Canadian prairies and parklands 'legendary' for wetlands and waterfowl, says U.S. researcher

An avian ecologist from the U.S. is migrating up north to Saskatoon to take a position the University of Saskatchewan says is the first of its kind in Canada.

Avian ecologist Mitch Weegman joining USask in newly created role in wetland, waterfowl conservation

Mitch Weegman says he wants to ensure people can enjoy wetlands and the natural environment for generations to come. (Mitch Weegman/University of Saskatchewan)

An avian ecologist from the U.S. is migrating up north to Saskatoon.

Mitch Weegman will be the Ducks Unlimited Chair in wetland and waterfowl conservation in the department of biology at the University of Saskatchewan.

The university says the position is first of its kind in Canada — the result of a partnership between Ducks Unlimited Canada and USask. The position is established through fundraising to focus on targeted areas of research. 

The two organizations will be raising $5 million to support research into wetland and waterfowl conservation.

Weegman said Saskatchewan is one of the epicenters in North America for nesting ducks and geese, making the province a "phenomenal" place to be based for his research.

"This is an absolute foundational part of the world for these birds," he told CBC's Saskatoon Morning.

Weegman said the position gives him the opportunity to advance conservation on a continental scale because the birds are migratory and many of them winter in the southern U.S. 

"The Canadian parklands and prairies are home to millions of waterfowl every year," he said. "These landscapes are really critical for these species."

USask was chosen as the site of the chair in part because of its proximity to these landscapes.

Legendary landscapes

Weegman said the Canadian prairies and parklands are "legendary" for wetlands and waterfowl and even as a kid, he dreamed of visiting here.

Growing up in Minnesota, his family spent a lot of time outdoors, giving him an appreciation for nature from an early age.

Then in middle school, he and his twin brother based a science fair project on waterfowl and ended up competing in local, regional, national and international science fairs through high school.

Geese parents in Saskatoon lead over 40 goslings through the South Saskatchewan River in Saskatoon on May 30, 2020. (Mike Digout)

He continued with that research through his undergraduate studies, graduate studies, postdoctoral research and most recently as a faculty member at the University of Missouri.

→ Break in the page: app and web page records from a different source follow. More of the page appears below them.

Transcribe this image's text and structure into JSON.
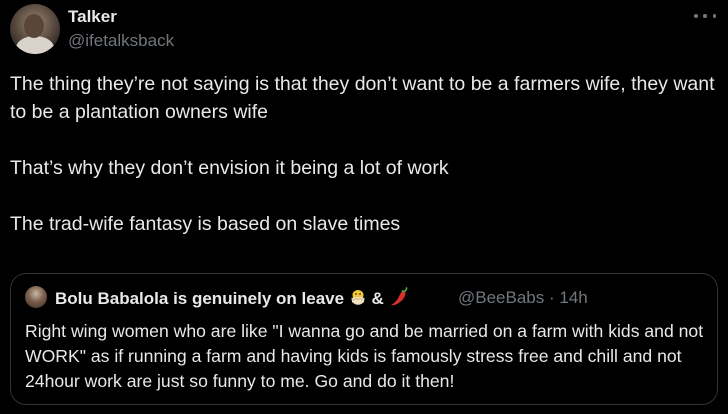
{
  "author": {
    "display_name": "Talker",
    "handle": "@ifetalksback"
  },
  "tweet": {
    "paragraphs": [
      "The thing they’re not saying is that they don’t want to be a farmers wife, they want to be a plantation owners wife",
      "That’s why they don’t envision it being a lot of work",
      "The trad-wife fantasy is based on slave times"
    ]
  },
  "quote": {
    "display_name": "Bolu Babalola is genuinely on leave",
    "name_symbol": "&",
    "handle_time": "@BeeBabs · 14h",
    "text": "Right wing women who are like \"I wanna go and be married on a farm with kids and not WORK\" as if running a farm and having kids is famously stress free and chill and not 24hour work are just so funny to me. Go and do it then!",
    "emojis": [
      "hatching-chick-emoji",
      "chili-pepper-emoji"
    ]
  },
  "icons": {
    "more": "more-options-icon"
  },
  "colors": {
    "background": "#000000",
    "text": "#e7e9ea",
    "muted": "#71767b",
    "border": "#2f3336"
  }
}
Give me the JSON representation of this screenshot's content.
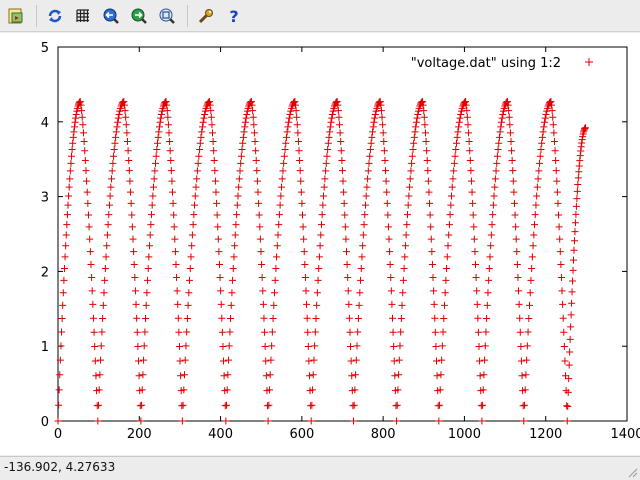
{
  "toolbar": {
    "buttons": [
      {
        "name": "export-icon"
      },
      {
        "name": "replot-icon"
      },
      {
        "name": "grid-icon"
      },
      {
        "name": "zoom-previous-icon"
      },
      {
        "name": "zoom-next-icon"
      },
      {
        "name": "autoscale-icon"
      },
      {
        "name": "options-icon"
      },
      {
        "name": "help-icon"
      }
    ]
  },
  "status": {
    "coordinates": "-136.902,  4.27633"
  },
  "colors": {
    "series": "#e00000",
    "axis": "#000000"
  },
  "chart_data": {
    "type": "scatter",
    "title": "",
    "xlabel": "",
    "ylabel": "",
    "xlim": [
      0,
      1400
    ],
    "ylim": [
      0,
      5
    ],
    "x_ticks": [
      "0",
      "200",
      "400",
      "600",
      "800",
      "1000",
      "1200",
      "1400"
    ],
    "y_ticks": [
      "0",
      "1",
      "2",
      "3",
      "4",
      "5"
    ],
    "legend_position": "top-right",
    "grid": false,
    "series": [
      {
        "name": "\"voltage.dat\" using 1:2",
        "marker": "+",
        "peak_x": [
          55,
          162,
          266,
          373,
          476,
          583,
          687,
          793,
          897,
          1003,
          1106,
          1213
        ],
        "peak_y": 4.27,
        "trough_x": [
          0,
          98,
          204,
          306,
          413,
          517,
          623,
          727,
          833,
          937,
          1043,
          1146,
          1253
        ],
        "trough_y": 0,
        "end_point": [
          1298,
          3.92
        ]
      }
    ]
  }
}
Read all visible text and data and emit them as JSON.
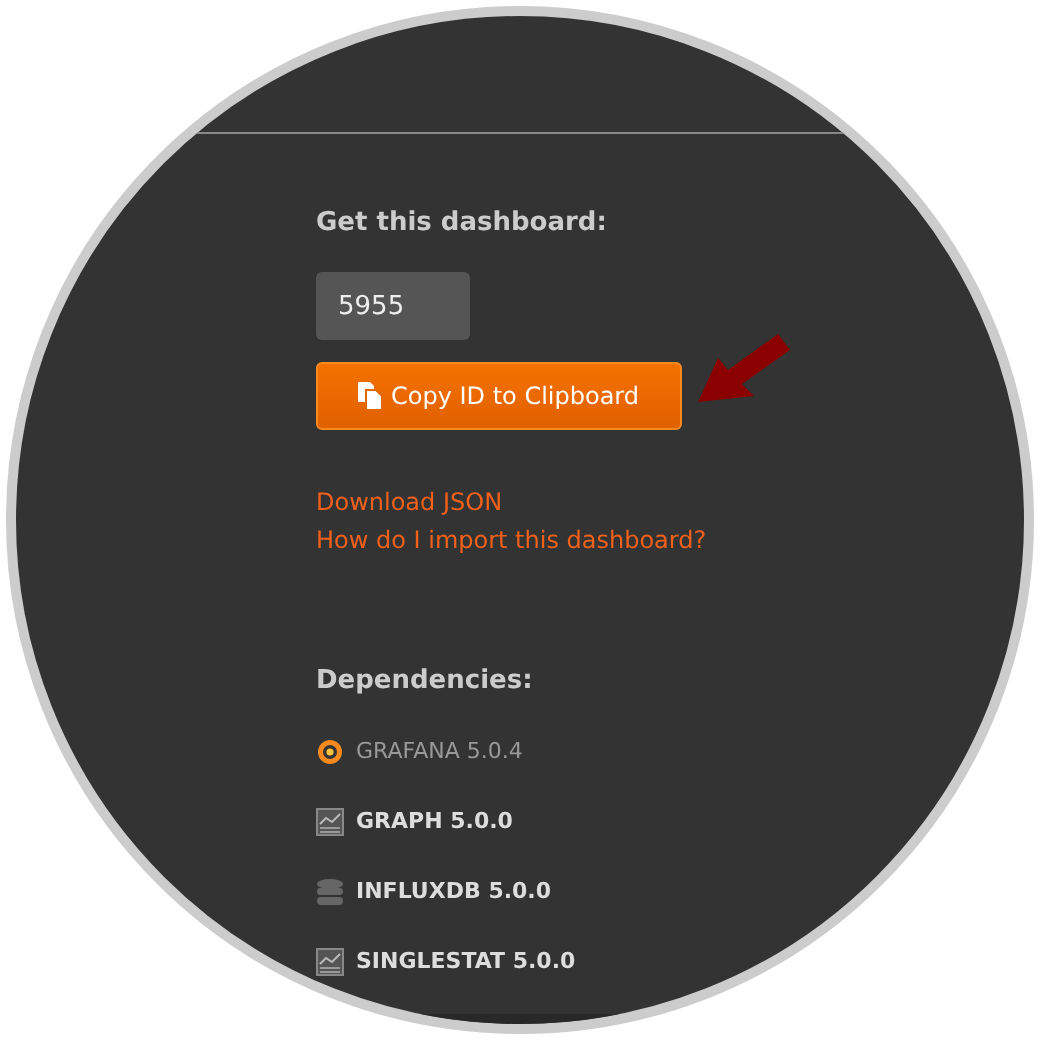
{
  "get_dashboard": {
    "heading": "Get this dashboard:",
    "id_value": "5955",
    "copy_button": "Copy ID to Clipboard"
  },
  "links": [
    "Download JSON",
    "How do I import this dashboard?"
  ],
  "dependencies": {
    "heading": "Dependencies:",
    "items": [
      {
        "kind": "app",
        "label": "GRAFANA 5.0.4"
      },
      {
        "kind": "panel",
        "label": "GRAPH 5.0.0"
      },
      {
        "kind": "datasource",
        "label": "INFLUXDB 5.0.0"
      },
      {
        "kind": "panel",
        "label": "SINGLESTAT 5.0.0"
      }
    ]
  }
}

His brother also works in wildlife ecology, at the Eastern Neck National Wildlife Refuge in Maryland, and Weegman said his family's support has been critical to his success.

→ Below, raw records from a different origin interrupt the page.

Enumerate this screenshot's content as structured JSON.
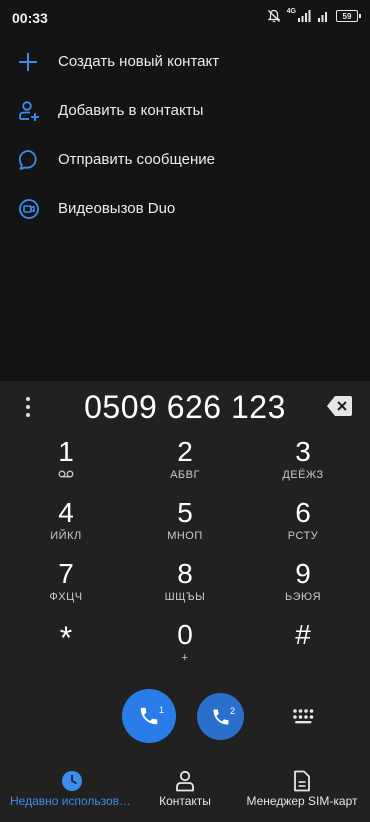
{
  "status_bar": {
    "time": "00:33",
    "network": "4G",
    "battery": "59"
  },
  "actions": [
    {
      "label": "Создать новый контакт",
      "icon": "plus-icon"
    },
    {
      "label": "Добавить в контакты",
      "icon": "add-person-icon"
    },
    {
      "label": "Отправить сообщение",
      "icon": "message-bubble-icon"
    },
    {
      "label": "Видеовызов Duo",
      "icon": "duo-video-icon"
    }
  ],
  "dialer": {
    "number": "0509 626 123",
    "keys": [
      {
        "digit": "1",
        "letters": ""
      },
      {
        "digit": "2",
        "letters": "АБВГ"
      },
      {
        "digit": "3",
        "letters": "ДЕЁЖЗ"
      },
      {
        "digit": "4",
        "letters": "ИЙКЛ"
      },
      {
        "digit": "5",
        "letters": "МНОП"
      },
      {
        "digit": "6",
        "letters": "РСТУ"
      },
      {
        "digit": "7",
        "letters": "ФХЦЧ"
      },
      {
        "digit": "8",
        "letters": "ШЩЪЫ"
      },
      {
        "digit": "9",
        "letters": "ЬЭЮЯ"
      },
      {
        "digit": "*",
        "letters": ""
      },
      {
        "digit": "0",
        "letters": "+"
      },
      {
        "digit": "#",
        "letters": ""
      }
    ],
    "sim1_label": "1",
    "sim2_label": "2"
  },
  "nav": {
    "tabs": [
      {
        "label": "Недавно использованные",
        "icon": "clock-icon",
        "active": true
      },
      {
        "label": "Контакты",
        "icon": "person-icon",
        "active": false
      },
      {
        "label": "Менеджер SIM-карт",
        "icon": "sim-card-icon",
        "active": false
      }
    ]
  },
  "colors": {
    "accent": "#3b8ef0",
    "call_button": "#2a7de8",
    "background": "#141414",
    "dialer_background": "#212121"
  }
}
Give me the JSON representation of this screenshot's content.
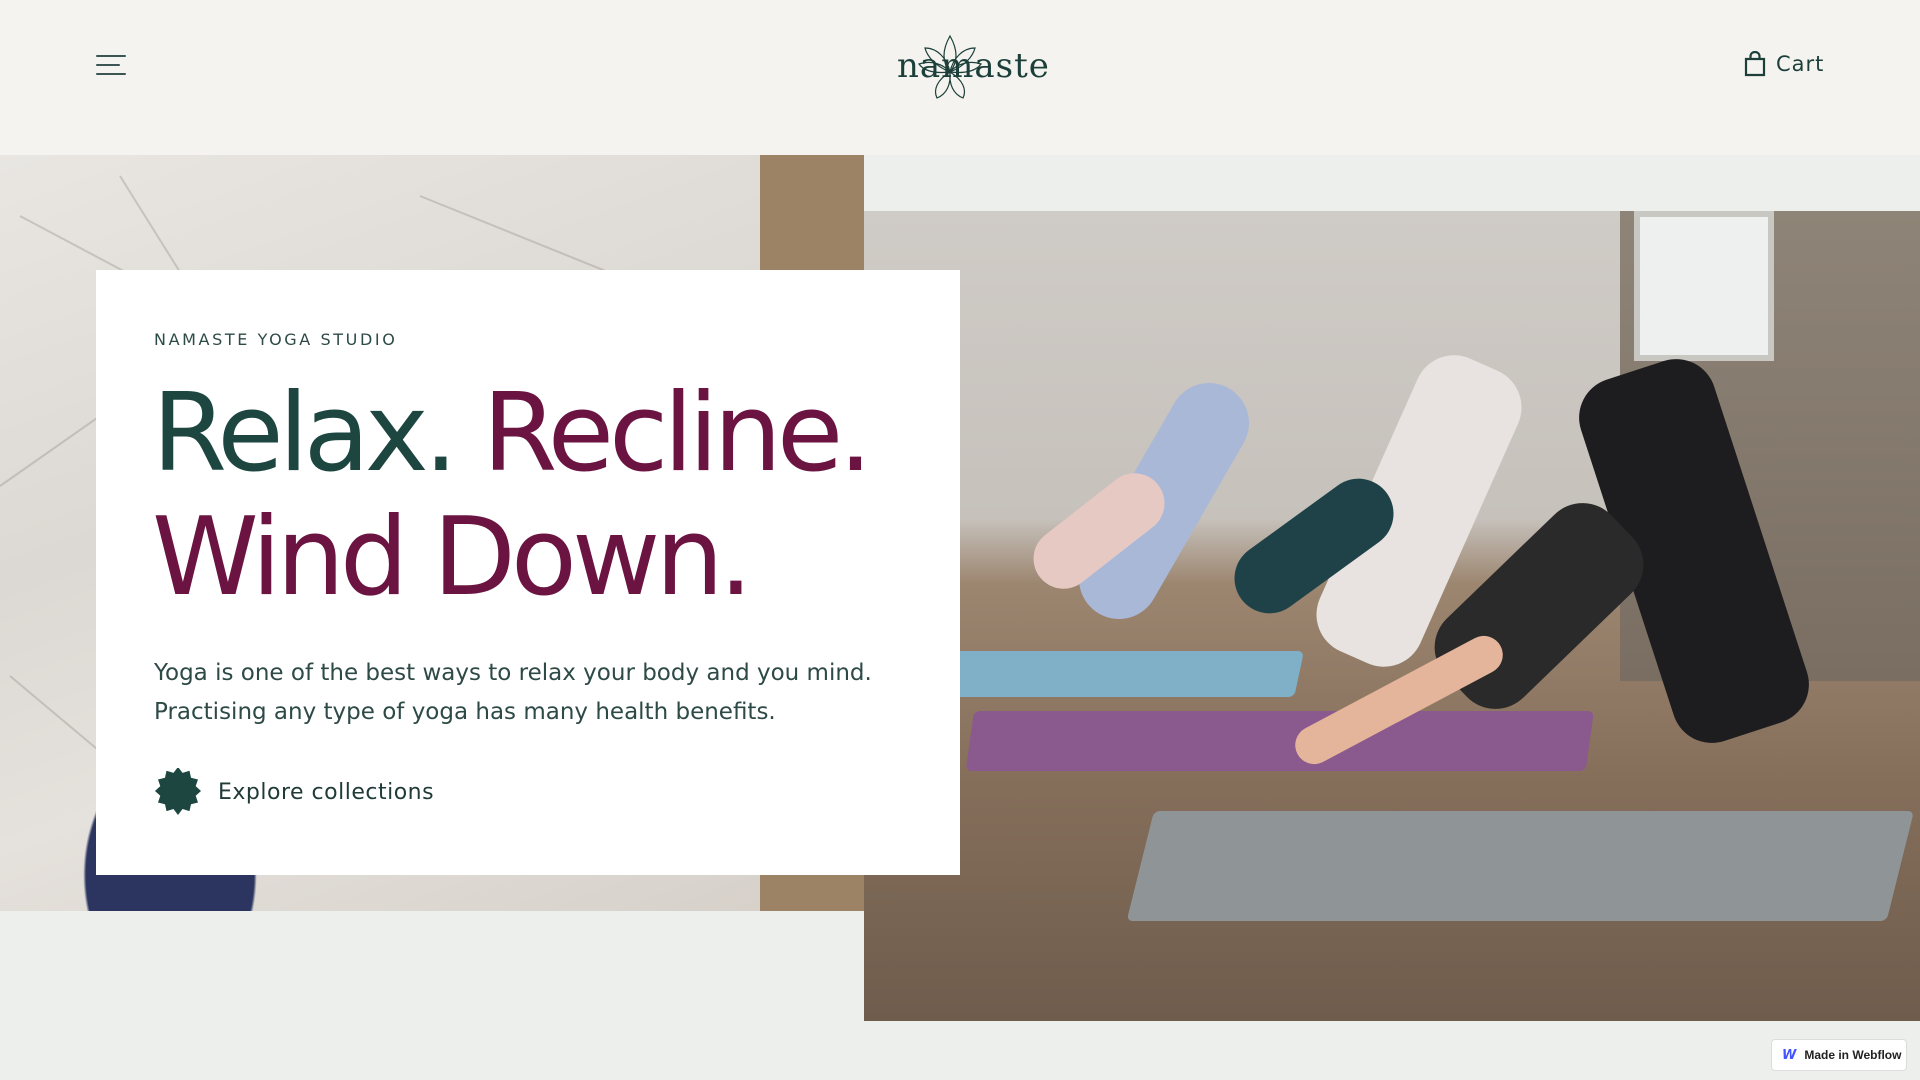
{
  "header": {
    "menu_icon": "hamburger-menu-icon",
    "logo_text": "namaste",
    "logo_icon": "lotus-icon",
    "cart_icon": "shopping-bag-icon",
    "cart_label": "Cart"
  },
  "hero": {
    "eyebrow": "NAMASTE YOGA STUDIO",
    "headline_part1": "Relax.",
    "headline_part2": "Recline.",
    "headline_part3": "Wind Down.",
    "description_line1": "Yoga is one of the best ways to relax your body and you mind.",
    "description_line2": "Practising any type of yoga has many health benefits.",
    "cta_icon": "star-badge-icon",
    "cta_label": "Explore collections"
  },
  "badge": {
    "icon": "webflow-icon",
    "icon_glyph": "W",
    "label": "Made in Webflow"
  },
  "colors": {
    "header_bg": "#f4f3ef",
    "page_bg": "#ecefec",
    "primary_green": "#1d4640",
    "accent_plum": "#6b1442"
  }
}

"We really can't thank my parents enough for exposing us to the natural resources and the outdoors from such an early age," he said.

The university says Weegman was chosen for the position because of his strong research record and passion for student mentorship. 

Weegman told Saskatoon Morning he's excited to work with a variety of partners in the conservation community in Canada and the U.S.

He said he hopes to discover more about how survival and the number of young the birds have contribute to population change, and how wintering decisions contribute to which birds reproduce and which don't.

"There are lots of details related to the ecology of these ducks and geese and the landscapes they use that we still don't understand," he said.

He'll begin his role in USask's department of biology on July 1.


Ashleigh Mattern is a reporter with CBC Saskatoon and CBC Saskatchewan.

With files from Saskatoon Morning